Web page and app entries
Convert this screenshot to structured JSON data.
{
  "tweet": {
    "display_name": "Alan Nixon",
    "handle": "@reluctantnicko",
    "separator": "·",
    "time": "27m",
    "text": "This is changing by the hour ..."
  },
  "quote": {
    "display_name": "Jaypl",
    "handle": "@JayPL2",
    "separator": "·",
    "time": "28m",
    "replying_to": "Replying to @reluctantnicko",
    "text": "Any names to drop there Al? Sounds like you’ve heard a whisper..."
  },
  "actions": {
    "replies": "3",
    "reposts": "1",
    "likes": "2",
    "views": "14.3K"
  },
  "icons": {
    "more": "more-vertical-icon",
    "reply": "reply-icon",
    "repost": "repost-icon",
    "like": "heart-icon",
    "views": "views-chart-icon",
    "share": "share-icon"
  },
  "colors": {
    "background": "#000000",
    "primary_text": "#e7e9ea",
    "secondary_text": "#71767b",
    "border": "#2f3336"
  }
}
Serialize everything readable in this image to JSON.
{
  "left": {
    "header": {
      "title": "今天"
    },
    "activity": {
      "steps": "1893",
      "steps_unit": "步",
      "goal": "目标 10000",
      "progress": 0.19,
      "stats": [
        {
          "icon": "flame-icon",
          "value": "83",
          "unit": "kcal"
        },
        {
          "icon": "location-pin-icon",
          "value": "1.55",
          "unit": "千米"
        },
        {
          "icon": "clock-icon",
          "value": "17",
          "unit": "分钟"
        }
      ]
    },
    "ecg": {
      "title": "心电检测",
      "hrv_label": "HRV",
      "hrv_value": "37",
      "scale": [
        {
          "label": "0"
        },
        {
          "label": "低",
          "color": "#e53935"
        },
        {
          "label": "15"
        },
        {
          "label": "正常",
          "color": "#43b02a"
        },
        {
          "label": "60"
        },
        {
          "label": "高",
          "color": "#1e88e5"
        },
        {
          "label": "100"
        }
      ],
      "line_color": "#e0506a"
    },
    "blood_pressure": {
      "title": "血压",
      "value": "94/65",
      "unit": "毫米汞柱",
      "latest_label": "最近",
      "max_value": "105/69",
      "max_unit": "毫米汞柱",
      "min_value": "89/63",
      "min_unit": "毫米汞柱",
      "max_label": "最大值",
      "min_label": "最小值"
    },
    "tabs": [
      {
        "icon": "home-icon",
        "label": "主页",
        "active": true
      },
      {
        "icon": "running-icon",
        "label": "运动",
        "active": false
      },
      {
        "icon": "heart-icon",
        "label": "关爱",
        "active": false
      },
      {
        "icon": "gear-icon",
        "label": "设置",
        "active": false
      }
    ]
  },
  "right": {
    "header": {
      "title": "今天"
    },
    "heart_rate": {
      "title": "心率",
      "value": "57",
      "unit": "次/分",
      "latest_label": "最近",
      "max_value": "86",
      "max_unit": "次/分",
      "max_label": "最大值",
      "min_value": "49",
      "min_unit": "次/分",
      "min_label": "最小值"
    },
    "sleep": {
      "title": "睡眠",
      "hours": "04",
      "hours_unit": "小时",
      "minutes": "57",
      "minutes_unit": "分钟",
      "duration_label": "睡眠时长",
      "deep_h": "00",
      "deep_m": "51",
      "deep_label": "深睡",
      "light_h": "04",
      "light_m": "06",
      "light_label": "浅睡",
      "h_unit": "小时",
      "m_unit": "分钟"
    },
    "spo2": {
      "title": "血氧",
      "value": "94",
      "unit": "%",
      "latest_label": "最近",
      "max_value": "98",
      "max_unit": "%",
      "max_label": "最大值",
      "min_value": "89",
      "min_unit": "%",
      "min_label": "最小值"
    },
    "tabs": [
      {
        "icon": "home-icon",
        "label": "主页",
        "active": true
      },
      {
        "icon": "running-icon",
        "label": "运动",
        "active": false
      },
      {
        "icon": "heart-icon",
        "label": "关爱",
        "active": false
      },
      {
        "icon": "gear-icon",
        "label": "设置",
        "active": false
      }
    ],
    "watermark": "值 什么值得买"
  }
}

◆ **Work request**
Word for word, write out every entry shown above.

◆ **Answer to this exercise**
Convert this screenshot to structured JSON data.
{
  "tweet": {
    "display_name": "Alan Nixon",
    "handle": "@reluctantnicko",
    "separator": "·",
    "time": "27m",
    "text": "This is changing by the hour ..."
  },
  "quote": {
    "display_name": "Jaypl",
    "handle": "@JayPL2",
    "separator": "·",
    "time": "28m",
    "replying_to": "Replying to @reluctantnicko",
    "text": "Any names to drop there Al? Sounds like you’ve heard a whisper..."
  },
  "actions": {
    "replies": "3",
    "reposts": "1",
    "likes": "2",
    "views": "14.3K"
  },
  "icons": {
    "more": "more-vertical-icon",
    "reply": "reply-icon",
    "repost": "repost-icon",
    "like": "heart-icon",
    "views": "views-chart-icon",
    "share": "share-icon"
  },
  "colors": {
    "background": "#000000",
    "primary_text": "#e7e9ea",
    "secondary_text": "#71767b",
    "border": "#2f3336"
  }
}
Serialize everything readable in this image to JSON.
{
  "left": {
    "header": {
      "title": "今天"
    },
    "activity": {
      "steps": "1893",
      "steps_unit": "步",
      "goal": "目标 10000",
      "progress": 0.19,
      "stats": [
        {
          "icon": "flame-icon",
          "value": "83",
          "unit": "kcal"
        },
        {
          "icon": "location-pin-icon",
          "value": "1.55",
          "unit": "千米"
        },
        {
          "icon": "clock-icon",
          "value": "17",
          "unit": "分钟"
        }
      ]
    },
    "ecg": {
      "title": "心电检测",
      "hrv_label": "HRV",
      "hrv_value": "37",
      "scale": [
        {
          "label": "0"
        },
        {
          "label": "低",
          "color": "#e53935"
        },
        {
          "label": "15"
        },
        {
          "label": "正常",
          "color": "#43b02a"
        },
        {
          "label": "60"
        },
        {
          "label": "高",
          "color": "#1e88e5"
        },
        {
          "label": "100"
        }
      ],
      "line_color": "#e0506a"
    },
    "blood_pressure": {
      "title": "血压",
      "value": "94/65",
      "unit": "毫米汞柱",
      "latest_label": "最近",
      "max_value": "105/69",
      "max_unit": "毫米汞柱",
      "min_value": "89/63",
      "min_unit": "毫米汞柱",
      "max_label": "最大值",
      "min_label": "最小值"
    },
    "tabs": [
      {
        "icon": "home-icon",
        "label": "主页",
        "active": true
      },
      {
        "icon": "running-icon",
        "label": "运动",
        "active": false
      },
      {
        "icon": "heart-icon",
        "label": "关爱",
        "active": false
      },
      {
        "icon": "gear-icon",
        "label": "设置",
        "active": false
      }
    ]
  },
  "right": {
    "header": {
      "title": "今天"
    },
    "heart_rate": {
      "title": "心率",
      "value": "57",
      "unit": "次/分",
      "latest_label": "最近",
      "max_value": "86",
      "max_unit": "次/分",
      "max_label": "最大值",
      "min_value": "49",
      "min_unit": "次/分",
      "min_label": "最小值"
    },
    "sleep": {
      "title": "睡眠",
      "hours": "04",
      "hours_unit": "小时",
      "minutes": "57",
      "minutes_unit": "分钟",
      "duration_label": "睡眠时长",
      "deep_h": "00",
      "deep_m": "51",
      "deep_label": "深睡",
      "light_h": "04",
      "light_m": "06",
      "light_label": "浅睡",
      "h_unit": "小时",
      "m_unit": "分钟"
    },
    "spo2": {
      "title": "血氧",
      "value": "94",
      "unit": "%",
      "latest_label": "最近",
      "max_value": "98",
      "max_unit": "%",
      "max_label": "最大值",
      "min_value": "89",
      "min_unit": "%",
      "min_label": "最小值"
    },
    "tabs": [
      {
        "icon": "home-icon",
        "label": "主页",
        "active": true
      },
      {
        "icon": "running-icon",
        "label": "运动",
        "active": false
      },
      {
        "icon": "heart-icon",
        "label": "关爱",
        "active": false
      },
      {
        "icon": "gear-icon",
        "label": "设置",
        "active": false
      }
    ],
    "watermark": "值 什么值得买"
  }
}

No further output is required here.